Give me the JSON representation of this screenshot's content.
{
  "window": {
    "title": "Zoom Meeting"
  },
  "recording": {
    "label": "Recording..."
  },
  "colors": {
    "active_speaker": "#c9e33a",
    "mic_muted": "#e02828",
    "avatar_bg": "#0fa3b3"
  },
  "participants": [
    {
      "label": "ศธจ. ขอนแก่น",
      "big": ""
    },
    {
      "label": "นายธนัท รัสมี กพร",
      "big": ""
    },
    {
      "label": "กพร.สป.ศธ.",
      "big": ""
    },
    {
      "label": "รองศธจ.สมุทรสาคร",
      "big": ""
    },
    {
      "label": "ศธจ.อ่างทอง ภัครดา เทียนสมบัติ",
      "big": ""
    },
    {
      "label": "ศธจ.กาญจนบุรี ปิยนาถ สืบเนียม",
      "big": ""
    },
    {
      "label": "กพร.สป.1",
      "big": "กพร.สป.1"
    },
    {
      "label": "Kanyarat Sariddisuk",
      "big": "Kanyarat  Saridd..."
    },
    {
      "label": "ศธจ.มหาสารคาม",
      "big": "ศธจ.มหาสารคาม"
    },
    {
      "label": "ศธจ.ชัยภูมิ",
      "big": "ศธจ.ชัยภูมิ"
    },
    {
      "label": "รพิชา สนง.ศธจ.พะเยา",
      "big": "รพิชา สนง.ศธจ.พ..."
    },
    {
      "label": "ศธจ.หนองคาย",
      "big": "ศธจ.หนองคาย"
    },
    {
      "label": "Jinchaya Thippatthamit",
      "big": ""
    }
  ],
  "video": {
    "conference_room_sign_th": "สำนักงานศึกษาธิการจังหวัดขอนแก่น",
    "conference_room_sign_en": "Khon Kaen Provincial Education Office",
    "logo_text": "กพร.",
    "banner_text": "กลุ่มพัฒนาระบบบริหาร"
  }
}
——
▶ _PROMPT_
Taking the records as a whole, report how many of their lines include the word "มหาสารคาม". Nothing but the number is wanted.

▶ _ANSWER BOX_
2